“Not that I have already obtained this or am already perfect, but I press on to make it my own, because Christ Jesus has made me his own. Brothers, I do not consider that I have made it my own. But one thing I do: forgetting what lies behind and straining forward to what lies ahead, I press on toward the goal for the prize of the upward call of God in Christ Jesus.” — Philippians 3:12–14
Christmas is a week away. I hope your holiday season has been filled with lots of fun and memorable moments. Many of you are probably organized, shopped, and ready for Christmas. And then there are lots of us who wait until the last week to get everything done.
Either way, for most of us Christmas is a fun time of crazy and excitement all wrapped up in pretty packaging and sparkling lights. The goal is next Monday, so “press on.”
In yesterday’s verses, Paul talked about how important it is for us to really know Christ and the power there is in his resurrection. In today’s verses, Paul goes on to say how he has not already achieved perfection (or truly understanding Jesus and the power of the cross), but he presses on to make that his goal.
We all know that it’s impossible to be perfect on earth. We are sinful and cannot expect to live perfect lives. However, we “press on” (or keep working) to make it our goal to live as Jesus has commanded, to follow his teachings, love others, and worship him all of our days. When we live as Jesus taught us, we will be an example to others and, hopefully, make them want to know Jesus too.
Just like we can’t live a perfect life, our Christmas will never be “perfect” either. Christmas will always have some things we wish were different. You may not love the big present you receive. Maybe your favorite relative isn’t coming this year. Or maybe you will get the dreaded stomach bug, and all bets are off. Life and Christmas are not perfect. And that’s OK as long as we are pressing on toward our larger goal of knowing Jesus better.
It’s easy at Christmas to focus on who Jesus was as a baby in the manger. But Paul would want us also to think about who Jesus grew up to be (which means we have to think about Easter too). That precious baby of Christmas grew up to live a perfect life so he could die for our sins and allow us to live forever. And why did he do this?
So we could all have the opportunity to be sons or daughters of God. God chose you to be in his family! Romans 8 tells us that we were adopted into the family of God.
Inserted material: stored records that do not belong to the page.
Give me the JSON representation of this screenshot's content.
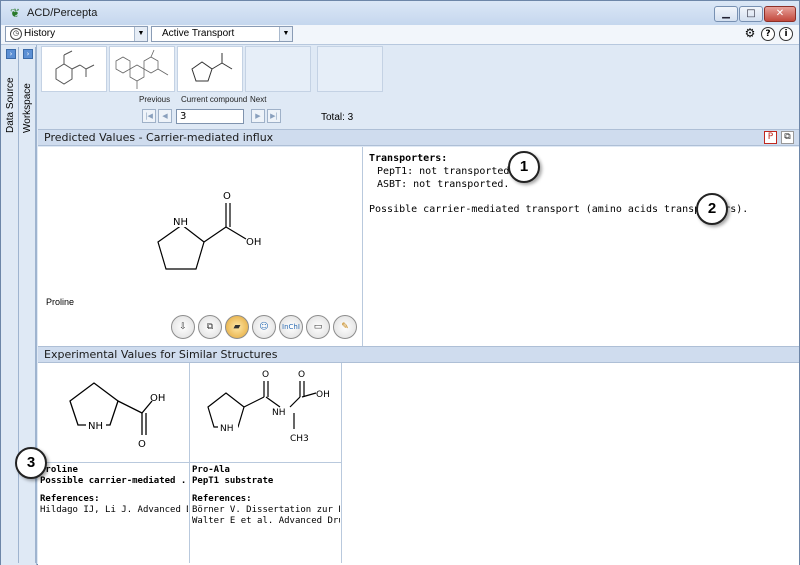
{
  "window": {
    "title": "ACD/Percepta",
    "controls": [
      "minimize",
      "maximize",
      "close"
    ]
  },
  "toolbar": {
    "history_combo": "History",
    "transport_combo": "Active Transport",
    "icons": [
      "settings-icon",
      "help-icon",
      "info-icon"
    ]
  },
  "side_tabs": [
    "Data Source",
    "Workspace"
  ],
  "navigation": {
    "previous_label": "Previous",
    "current_label": "Current compound",
    "next_label": "Next",
    "current_value": "3",
    "total_label": "Total: 3"
  },
  "predicted": {
    "header": "Predicted Values - Carrier-mediated influx",
    "compound_name": "Proline",
    "structure_labels": {
      "nh": "NH",
      "o": "O",
      "oh": "OH"
    },
    "transporters_title": "Transporters:",
    "lines": [
      "PepT1: not transported.",
      "ASBT: not transported."
    ],
    "conclusion": "Possible carrier-mediated transport (amino acids transporters).",
    "tool_buttons": [
      "export-icon",
      "copy-icon",
      "book-icon",
      "smile-icon",
      "inchi-icon",
      "open-folder-icon",
      "edit-icon"
    ],
    "inchi_label": "InChI"
  },
  "experimental": {
    "header": "Experimental Values for Similar Structures",
    "cards": [
      {
        "name": "Proline",
        "activity": "Possible carrier-mediated ..",
        "references_label": "References:",
        "references": [
          "Hildago IJ, Li J. Advanced Dru.."
        ],
        "labels": {
          "nh": "NH",
          "o": "O",
          "oh": "OH"
        }
      },
      {
        "name": "Pro-Ala",
        "activity": "PepT1 substrate",
        "references_label": "References:",
        "references": [
          "Börner V. Dissertation zur Erla..",
          "Walter E et al. Advanced Drug.."
        ],
        "labels": {
          "nh": "NH",
          "nh2": "NH",
          "o": "O",
          "o2": "O",
          "oh": "OH",
          "ch3": "CH3"
        }
      }
    ]
  },
  "callouts": [
    "1",
    "2",
    "3"
  ],
  "colors": {
    "header_bg": "#cfdcee",
    "window_bg": "#dfe9f5",
    "accent": "#5b8fd4"
  }
}
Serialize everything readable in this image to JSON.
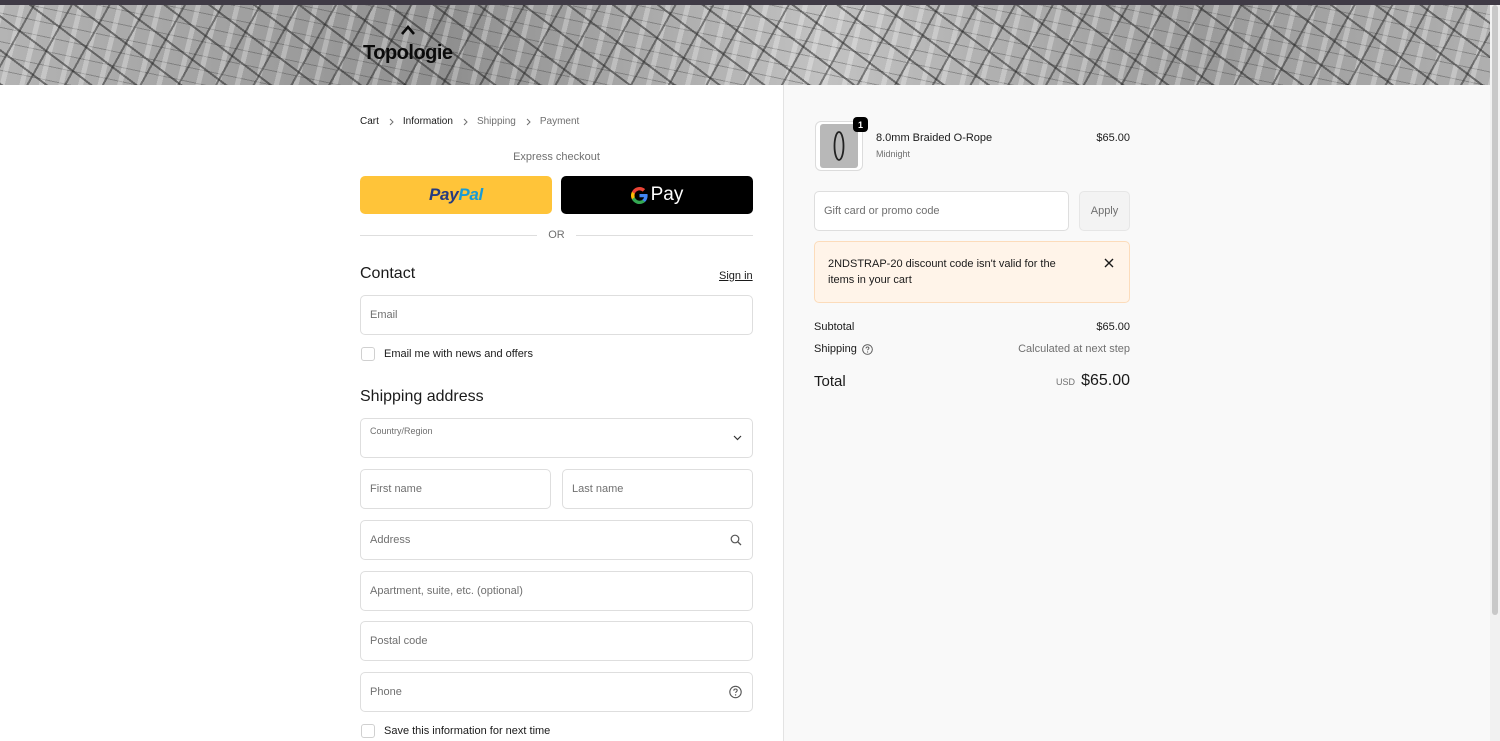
{
  "brand": {
    "name": "Topologie"
  },
  "breadcrumb": {
    "items": [
      {
        "label": "Cart"
      },
      {
        "label": "Information"
      },
      {
        "label": "Shipping"
      },
      {
        "label": "Payment"
      }
    ]
  },
  "express": {
    "title": "Express checkout",
    "paypal": {
      "label_a": "Pay",
      "label_b": "Pal"
    },
    "gpay": {
      "label": "Pay"
    },
    "divider": "OR"
  },
  "contact": {
    "title": "Contact",
    "signin": "Sign in",
    "email_placeholder": "Email",
    "newsletter_label": "Email me with news and offers"
  },
  "shipping_address": {
    "title": "Shipping address",
    "country_label": "Country/Region",
    "country_value": "",
    "first_name": "First name",
    "last_name": "Last name",
    "address": "Address",
    "apartment": "Apartment, suite, etc. (optional)",
    "postal_code": "Postal code",
    "phone": "Phone",
    "save_info_label": "Save this information for next time"
  },
  "order": {
    "item": {
      "quantity": "1",
      "name": "8.0mm Braided O-Rope",
      "variant": "Midnight",
      "price": "$65.00"
    },
    "promo_placeholder": "Gift card or promo code",
    "apply_label": "Apply",
    "alert": "2NDSTRAP-20 discount code isn't valid for the items in your cart",
    "subtotal_label": "Subtotal",
    "subtotal_value": "$65.00",
    "shipping_label": "Shipping",
    "shipping_value": "Calculated at next step",
    "total_label": "Total",
    "total_currency": "USD",
    "total_value": "$65.00"
  },
  "icons": {
    "logo": "caret-up-icon",
    "breadcrumb_separator": "chevron-right-icon",
    "country_select": "chevron-down-icon",
    "address_search": "search-icon",
    "phone_help": "question-circle-icon",
    "shipping_help": "question-circle-icon",
    "alert_close": "close-icon",
    "gpay": "google-g-icon"
  },
  "colors": {
    "paypal_button": "#ffc439",
    "paypal_dark": "#253b80",
    "paypal_light": "#179bd7",
    "gpay_button": "#000000",
    "alert_bg": "#fff4e9",
    "alert_border": "#fcdcbb",
    "summary_bg": "#f9f9f9"
  }
}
Adoption is a sweet thought for my family. As I’m writing this, it’s especially on my mind because we found out yesterday that we get to adopt our foster baby next week! We have been waiting for this day for twenty months, and how precious that the Lord has given us the desires of our heart. We want this sweet boy to know all the days of his life how much we love him.
We chose him. And much more importantly, we want him to know that he is loved by the Lord. God chose him to be in his family! And he chose you too. Once we really understand this, we will better understand that the problems of this world and Christmases that aren’t perfect don’t matter. The only true perfection comes when we get to spend all of our Christmases with Jesus one day.
The perfection of heaven is our goal, and, praise God, it is also our promise for this Christmas and all the others to come.
Lord, may we know that this world is imperfect and that you came to overcome it. We are adopted members of your family, and you chose us to live with you forever and ever one day!